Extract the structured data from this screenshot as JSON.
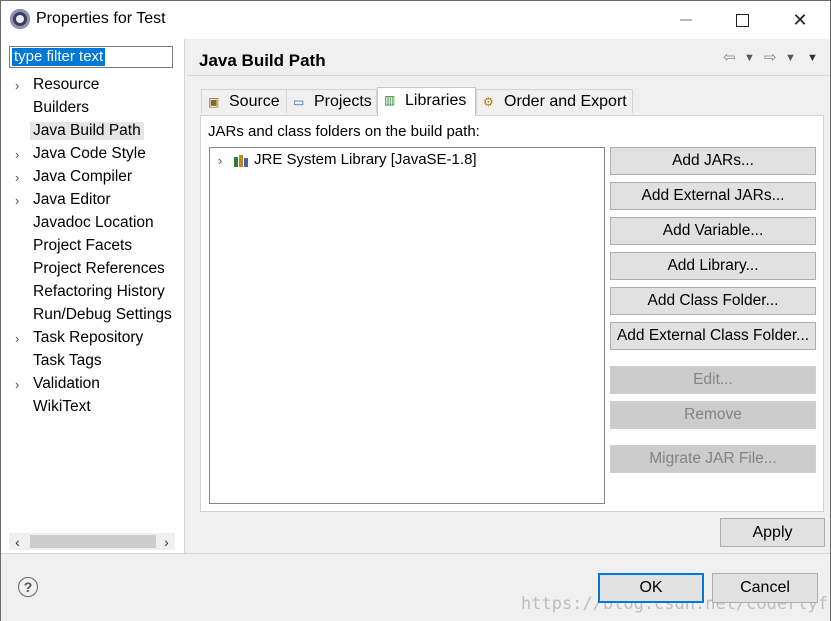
{
  "window": {
    "title": "Properties for Test"
  },
  "filter": {
    "value": "type filter text"
  },
  "tree": {
    "items": [
      {
        "label": "Resource",
        "expandable": true
      },
      {
        "label": "Builders",
        "expandable": false
      },
      {
        "label": "Java Build Path",
        "expandable": false,
        "selected": true
      },
      {
        "label": "Java Code Style",
        "expandable": true
      },
      {
        "label": "Java Compiler",
        "expandable": true
      },
      {
        "label": "Java Editor",
        "expandable": true
      },
      {
        "label": "Javadoc Location",
        "expandable": false
      },
      {
        "label": "Project Facets",
        "expandable": false
      },
      {
        "label": "Project References",
        "expandable": false
      },
      {
        "label": "Refactoring History",
        "expandable": false
      },
      {
        "label": "Run/Debug Settings",
        "expandable": false
      },
      {
        "label": "Task Repository",
        "expandable": true
      },
      {
        "label": "Task Tags",
        "expandable": false
      },
      {
        "label": "Validation",
        "expandable": true
      },
      {
        "label": "WikiText",
        "expandable": false
      }
    ]
  },
  "page": {
    "title": "Java Build Path"
  },
  "tabs": [
    {
      "label": "Source",
      "active": false,
      "icon": "source-folder-icon"
    },
    {
      "label": "Projects",
      "active": false,
      "icon": "projects-folder-icon"
    },
    {
      "label": "Libraries",
      "active": true,
      "icon": "libraries-icon"
    },
    {
      "label": "Order and Export",
      "active": false,
      "icon": "order-export-icon"
    }
  ],
  "libraries": {
    "caption": "JARs and class folders on the build path:",
    "entries": [
      {
        "label": "JRE System Library [JavaSE-1.8]"
      }
    ]
  },
  "buttons": {
    "add_jars": "Add JARs...",
    "add_external_jars": "Add External JARs...",
    "add_variable": "Add Variable...",
    "add_library": "Add Library...",
    "add_class_folder": "Add Class Folder...",
    "add_external_class_folder": "Add External Class Folder...",
    "edit": "Edit...",
    "remove": "Remove",
    "migrate_jar": "Migrate JAR File...",
    "apply": "Apply",
    "ok": "OK",
    "cancel": "Cancel"
  },
  "help": {
    "glyph": "?"
  },
  "watermark": "https://blog.csdn.net/coderlyf",
  "colors": {
    "selection": "#0078d7",
    "default_button_border": "#0078d7"
  }
}
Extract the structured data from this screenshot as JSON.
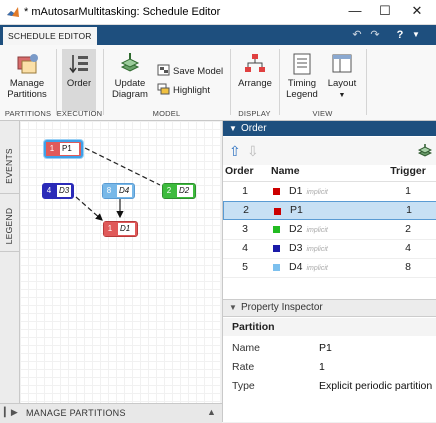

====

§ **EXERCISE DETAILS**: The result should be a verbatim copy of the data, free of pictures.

§ **TASK ANSWER**:
Extract the structured data from this screenshot as JSON.
{
  "window": {
    "title": "Properties for Test"
  },
  "filter": {
    "value": "type filter text"
  },
  "tree": {
    "items": [
      {
        "label": "Resource",
        "expandable": true
      },
      {
        "label": "Builders",
        "expandable": false
      },
      {
        "label": "Java Build Path",
        "expandable": false,
        "selected": true
      },
      {
        "label": "Java Code Style",
        "expandable": true
      },
      {
        "label": "Java Compiler",
        "expandable": true
      },
      {
        "label": "Java Editor",
        "expandable": true
      },
      {
        "label": "Javadoc Location",
        "expandable": false
      },
      {
        "label": "Project Facets",
        "expandable": false
      },
      {
        "label": "Project References",
        "expandable": false
      },
      {
        "label": "Refactoring History",
        "expandable": false
      },
      {
        "label": "Run/Debug Settings",
        "expandable": false
      },
      {
        "label": "Task Repository",
        "expandable": true
      },
      {
        "label": "Task Tags",
        "expandable": false
      },
      {
        "label": "Validation",
        "expandable": true
      },
      {
        "label": "WikiText",
        "expandable": false
      }
    ]
  },
  "page": {
    "title": "Java Build Path"
  },
  "tabs": [
    {
      "label": "Source",
      "active": false,
      "icon": "source-folder-icon"
    },
    {
      "label": "Projects",
      "active": false,
      "icon": "projects-folder-icon"
    },
    {
      "label": "Libraries",
      "active": true,
      "icon": "libraries-icon"
    },
    {
      "label": "Order and Export",
      "active": false,
      "icon": "order-export-icon"
    }
  ],
  "libraries": {
    "caption": "JARs and class folders on the build path:",
    "entries": [
      {
        "label": "JRE System Library [JavaSE-1.8]"
      }
    ]
  },
  "buttons": {
    "add_jars": "Add JARs...",
    "add_external_jars": "Add External JARs...",
    "add_variable": "Add Variable...",
    "add_library": "Add Library...",
    "add_class_folder": "Add Class Folder...",
    "add_external_class_folder": "Add External Class Folder...",
    "edit": "Edit...",
    "remove": "Remove",
    "migrate_jar": "Migrate JAR File...",
    "apply": "Apply",
    "ok": "OK",
    "cancel": "Cancel"
  },
  "help": {
    "glyph": "?"
  },
  "watermark": "https://blog.csdn.net/coderlyf",
  "colors": {
    "selection": "#0078d7",
    "default_button_border": "#0078d7"
  }
}
Extract the structured data from this screenshot as JSON.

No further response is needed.